Collected data entries →

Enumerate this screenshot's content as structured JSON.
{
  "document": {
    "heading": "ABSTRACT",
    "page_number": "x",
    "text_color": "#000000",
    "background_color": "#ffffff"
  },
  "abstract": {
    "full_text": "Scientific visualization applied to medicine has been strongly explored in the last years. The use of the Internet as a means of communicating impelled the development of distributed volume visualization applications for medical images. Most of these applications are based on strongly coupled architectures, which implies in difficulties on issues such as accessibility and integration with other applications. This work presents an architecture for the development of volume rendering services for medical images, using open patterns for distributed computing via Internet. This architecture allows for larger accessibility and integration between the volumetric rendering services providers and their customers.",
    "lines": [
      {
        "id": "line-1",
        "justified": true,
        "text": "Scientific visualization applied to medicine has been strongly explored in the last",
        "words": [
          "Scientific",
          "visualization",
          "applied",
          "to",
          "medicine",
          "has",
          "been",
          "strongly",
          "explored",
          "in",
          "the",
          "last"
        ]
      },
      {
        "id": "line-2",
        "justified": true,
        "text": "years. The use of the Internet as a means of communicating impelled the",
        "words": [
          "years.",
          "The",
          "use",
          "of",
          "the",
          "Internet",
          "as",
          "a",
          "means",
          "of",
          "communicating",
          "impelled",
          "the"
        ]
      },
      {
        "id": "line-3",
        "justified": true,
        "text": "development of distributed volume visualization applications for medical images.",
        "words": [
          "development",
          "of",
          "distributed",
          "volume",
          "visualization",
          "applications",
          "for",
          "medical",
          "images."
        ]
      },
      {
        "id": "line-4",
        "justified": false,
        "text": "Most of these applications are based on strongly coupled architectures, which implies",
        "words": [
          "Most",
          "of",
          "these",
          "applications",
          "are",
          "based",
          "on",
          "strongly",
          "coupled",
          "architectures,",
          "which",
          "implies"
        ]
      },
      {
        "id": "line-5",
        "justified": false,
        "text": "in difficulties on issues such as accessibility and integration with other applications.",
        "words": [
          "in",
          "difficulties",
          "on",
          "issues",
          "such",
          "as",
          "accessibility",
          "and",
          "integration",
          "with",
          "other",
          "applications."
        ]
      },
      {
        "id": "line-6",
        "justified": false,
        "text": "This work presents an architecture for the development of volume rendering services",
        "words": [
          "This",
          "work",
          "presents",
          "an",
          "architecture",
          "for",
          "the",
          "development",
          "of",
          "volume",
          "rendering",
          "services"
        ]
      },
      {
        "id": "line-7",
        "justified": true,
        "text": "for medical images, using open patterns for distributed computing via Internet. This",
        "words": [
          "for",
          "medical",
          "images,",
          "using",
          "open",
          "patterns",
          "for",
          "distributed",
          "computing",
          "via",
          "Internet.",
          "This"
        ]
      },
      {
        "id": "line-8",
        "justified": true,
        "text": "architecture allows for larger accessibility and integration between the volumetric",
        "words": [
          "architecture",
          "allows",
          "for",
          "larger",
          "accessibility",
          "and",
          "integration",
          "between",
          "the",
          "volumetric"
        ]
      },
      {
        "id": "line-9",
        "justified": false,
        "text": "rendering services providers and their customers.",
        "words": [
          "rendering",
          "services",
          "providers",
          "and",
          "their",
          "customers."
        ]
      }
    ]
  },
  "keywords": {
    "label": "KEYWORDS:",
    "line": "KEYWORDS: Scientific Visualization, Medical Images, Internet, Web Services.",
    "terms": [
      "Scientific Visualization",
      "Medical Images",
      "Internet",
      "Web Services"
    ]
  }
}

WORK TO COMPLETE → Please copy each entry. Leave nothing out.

EXERCISE SOLUTION →
Enumerate this screenshot's content as structured JSON.
{
  "document": {
    "heading": "ABSTRACT",
    "page_number": "x",
    "text_color": "#000000",
    "background_color": "#ffffff"
  },
  "abstract": {
    "full_text": "Scientific visualization applied to medicine has been strongly explored in the last years. The use of the Internet as a means of communicating impelled the development of distributed volume visualization applications for medical images. Most of these applications are based on strongly coupled architectures, which implies in difficulties on issues such as accessibility and integration with other applications. This work presents an architecture for the development of volume rendering services for medical images, using open patterns for distributed computing via Internet. This architecture allows for larger accessibility and integration between the volumetric rendering services providers and their customers.",
    "lines": [
      {
        "id": "line-1",
        "justified": true,
        "text": "Scientific visualization applied to medicine has been strongly explored in the last",
        "words": [
          "Scientific",
          "visualization",
          "applied",
          "to",
          "medicine",
          "has",
          "been",
          "strongly",
          "explored",
          "in",
          "the",
          "last"
        ]
      },
      {
        "id": "line-2",
        "justified": true,
        "text": "years. The use of the Internet as a means of communicating impelled the",
        "words": [
          "years.",
          "The",
          "use",
          "of",
          "the",
          "Internet",
          "as",
          "a",
          "means",
          "of",
          "communicating",
          "impelled",
          "the"
        ]
      },
      {
        "id": "line-3",
        "justified": true,
        "text": "development of distributed volume visualization applications for medical images.",
        "words": [
          "development",
          "of",
          "distributed",
          "volume",
          "visualization",
          "applications",
          "for",
          "medical",
          "images."
        ]
      },
      {
        "id": "line-4",
        "justified": false,
        "text": "Most of these applications are based on strongly coupled architectures, which implies",
        "words": [
          "Most",
          "of",
          "these",
          "applications",
          "are",
          "based",
          "on",
          "strongly",
          "coupled",
          "architectures,",
          "which",
          "implies"
        ]
      },
      {
        "id": "line-5",
        "justified": false,
        "text": "in difficulties on issues such as accessibility and integration with other applications.",
        "words": [
          "in",
          "difficulties",
          "on",
          "issues",
          "such",
          "as",
          "accessibility",
          "and",
          "integration",
          "with",
          "other",
          "applications."
        ]
      },
      {
        "id": "line-6",
        "justified": false,
        "text": "This work presents an architecture for the development of volume rendering services",
        "words": [
          "This",
          "work",
          "presents",
          "an",
          "architecture",
          "for",
          "the",
          "development",
          "of",
          "volume",
          "rendering",
          "services"
        ]
      },
      {
        "id": "line-7",
        "justified": true,
        "text": "for medical images, using open patterns for distributed computing via Internet. This",
        "words": [
          "for",
          "medical",
          "images,",
          "using",
          "open",
          "patterns",
          "for",
          "distributed",
          "computing",
          "via",
          "Internet.",
          "This"
        ]
      },
      {
        "id": "line-8",
        "justified": true,
        "text": "architecture allows for larger accessibility and integration between the volumetric",
        "words": [
          "architecture",
          "allows",
          "for",
          "larger",
          "accessibility",
          "and",
          "integration",
          "between",
          "the",
          "volumetric"
        ]
      },
      {
        "id": "line-9",
        "justified": false,
        "text": "rendering services providers and their customers.",
        "words": [
          "rendering",
          "services",
          "providers",
          "and",
          "their",
          "customers."
        ]
      }
    ]
  },
  "keywords": {
    "label": "KEYWORDS:",
    "line": "KEYWORDS: Scientific Visualization, Medical Images, Internet, Web Services.",
    "terms": [
      "Scientific Visualization",
      "Medical Images",
      "Internet",
      "Web Services"
    ]
  }
}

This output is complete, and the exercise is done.